Where is the catch?

Erik’s jacket has a different pattern to his trousers, and you are desperately trying to find someone to joke about it with, but you just can’t. You approach the Admin team, expecting an opportunity to gossip.

“Did you see Erik’s outfit?”, you posit.
“Forward-thinking!”, come the replies, and all of them sincere.
“Unique, daring, AND forward-thinking”, they repeat simultaneously.

You try to make a joke, pull some criticism from somewhere, but all that comes out is: “I need to ask him where he found those shoes.”

“Welcome to the family”, another echo, another worry.

When you were placed here, you met the boss on your first day. She shook your hand with perfect pressure, and immediately offered you a raise: “We’re just so excited to have you on board”, she had told you. Her unblinking eyes maintained perfect contact with yours, and her cheeks were just rosy enough to look genuinely happy.

It was never like this before. Back at the museum, your old job, you hated your boss, but you can’t stay away from your new manager. She invites you for coffee, and you bond over a shared love of an obscure graphic novel. How is she this identifiable? At the café – an older job, from before you started at the museum – you had to be separated from the alt-right propaganda-spewing cook, but here your opinions are valued and respected. You can’t help but do the same for your new co-workers. As you all sit down together at the fifty-seat table, and your forty-nine fellow employees join you in toasting the eternal prosperity of the family, you allow yourself a moment to ponder.

No placement could be this perfect. You worry where you went wrong, or where you inevitably will. If it’s the perfect job, then you worry you will muck it up. You spill your drink over the person next to you, and they thank you for warming up their lap. Their smile is full and earnest, without the empty void in the eyes that you wish you could see. You pray for a sign, anything to attribute this ceaseless worry to.

“Welcome to the family”, from a co-worker who just got back from holiday, and you have not yet met. He already knows your name and pats you on the back with just the right level of respect and comradery. He is your closest friend soon, and best man when you get married. He is the godfather of your three children. You invite him into your home on Sunday evenings, and drink fine whiskey, and have done for as long as you can remember. He is a part of your family. You play golf, and darts, and hunt exotic animals with him. You tell him your darkest secrets. One Tuesday evening, he invites you to his house. Your forty-eight other co-workers and he meet you in his basement. Together, you chant, and pray for the judgment and destruction of all rival companies, and the everlasting life of The Family. You ritually sacrifice thirteen goats and a duck. As employee of the month, you get to eat the duck. You smile. You like duck.

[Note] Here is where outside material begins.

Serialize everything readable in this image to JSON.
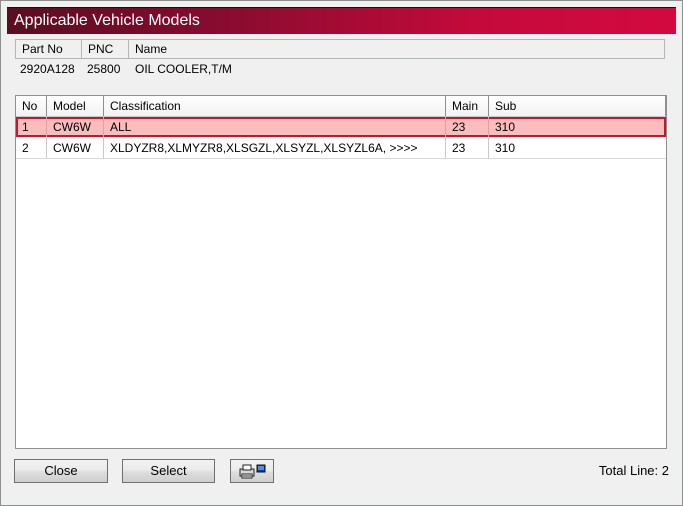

Your line manager stir-fries it with Udon noodles and plum sauce. Nice noodles, from that swanky new independent grocer’s, not those horrible stodgy supermarket ones. It’s delicious. Your 49 co-workers watch you with bated breath, and as you nod your approval to that first delicious mouthful, each of them descends on their own portions of ritually sacrificed goat and goblets of mead. While the second course is prepared, you have pleasant chit-chat about the downfall and damnation of that start-up that is trying to shoehorn in on your market.

It’s your third day, or your thirtieth, or your three thousandth, you’ve lost track. The company is your home. The company is your life. The company is your family.

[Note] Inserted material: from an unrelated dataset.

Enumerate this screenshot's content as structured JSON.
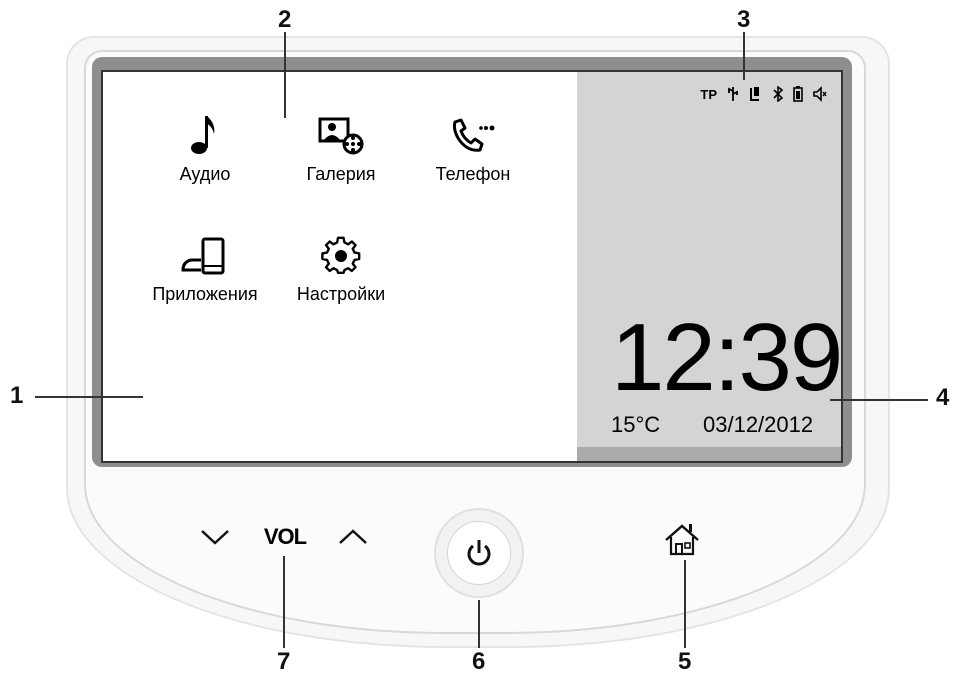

“Welcome to the family”, you tell the new guy, with a welcoming smile.

Ready for the final chapter? Part IV is available now!